The second relates to governance reforms which focus primarily on the relationship between elected local authorities, a wide range of unelected public bodies, and service users. There is some potential to establish a form of legitimacy through local elections but, as things stand, local authorities are expected to work in partnership with unelected bodies – not hold them to account. There is also some scope to develop a form of user-driven public service accountability, but separate from the electoral process and with an uncertain focus on how that process fits into the wider picture.

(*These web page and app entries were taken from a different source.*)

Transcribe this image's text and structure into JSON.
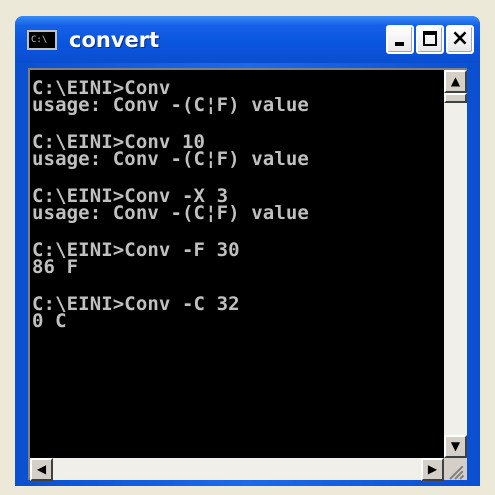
{
  "window": {
    "title": "convert",
    "icon_label": "C:\\",
    "icon": "console-icon",
    "colors": {
      "titlebar": "#0a55de",
      "console_bg": "#000000",
      "console_fg": "#c0c0c0"
    }
  },
  "title_buttons": {
    "minimize": "minimize-icon",
    "maximize": "maximize-icon",
    "close": "×"
  },
  "console": {
    "lines": [
      "",
      "C:\\EINI>Conv",
      "usage: Conv -(C¦F) value",
      "",
      "C:\\EINI>Conv 10",
      "usage: Conv -(C¦F) value",
      "",
      "C:\\EINI>Conv -X 3",
      "usage: Conv -(C¦F) value",
      "",
      "C:\\EINI>Conv -F 30",
      "86 F",
      "",
      "C:\\EINI>Conv -C 32",
      "0 C",
      ""
    ]
  },
  "scrollbars": {
    "up_arrow": "▲",
    "down_arrow": "▼",
    "left_arrow": "◀",
    "right_arrow": "▶"
  }
}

The third relates to parliamentary reform. So far, the Scottish Parliament has not responded significantly to governance trends and a shift to outcomes-focused policymaking. Its main role is to scrutinise draft Scottish Government legislation as it is introduced. Its committees devote two to three months per year to the scrutiny of the annual budget bill. In general, this scrutiny has a very narrow focus, with a limited emphasis on pre- or post-legislative scrutiny, and its value is unclear. It has the potential to change its role. It can shift its activities towards a focus on Scottish Government policy in broader terms, through the work of inquiries in general and its finance and audit functions in particular. However, its role will remain limited as long as it has a small permanent staff. The devolution of greater responsibilities to the Scottish Government, without a proportionate increase in Scottish Parliament research capacity, could simultaneously enhance and undermine the Scottish Parliament’s powers.
The Smith Commission provides a brief ‘window of opportunity’ to consider these issues of governance, participation and accountability – and how these problems may be exacerbated by the devolution of greater powers. We face the possibility of a Scottish system, in which we already struggle to hold policymakers to account, taking on more responsibilities without a proportionate increase in accountability measures. For example, the Scottish Parliament will have to scrutinize more activity with the same, limited, resources.
The Smith agenda should already prompt us to consider how powers would be used if they were devolved. This is not about the different policy decisions that each party would make with extra powers, which Smith has, appropriately, decided is outside of his remit. Rather, it is about how, for example, new tax and welfare powers interact with already-devolved powers over public services – such as when the devolution of relevant taxes and housing benefit can be linked to housing policy.
Similarly, it is difficult to consider the devolution of greater powers without considering how they will be used – and what effect more devolution would have on Scottish democracy. People already struggle to know who to hold to account in a relatively simple system in which there is a quite-clear list of devolved powers and tax/ welfare powers stay with the UK. We should think more about how we can understand a further devolved system, in which powers are shared across levels and, for example, ministerial accountability to parliament may only scratch the surface of a complex accountability landscape. This aspect of the process may, in principle, appear to be beyond the Smith remit but, in practice, there is no way to separate the long-term constitutional question from the day-to-day democratic question.
I discuss most of these issues in this paper: Cairney Political Quarterly workshop 23.10.14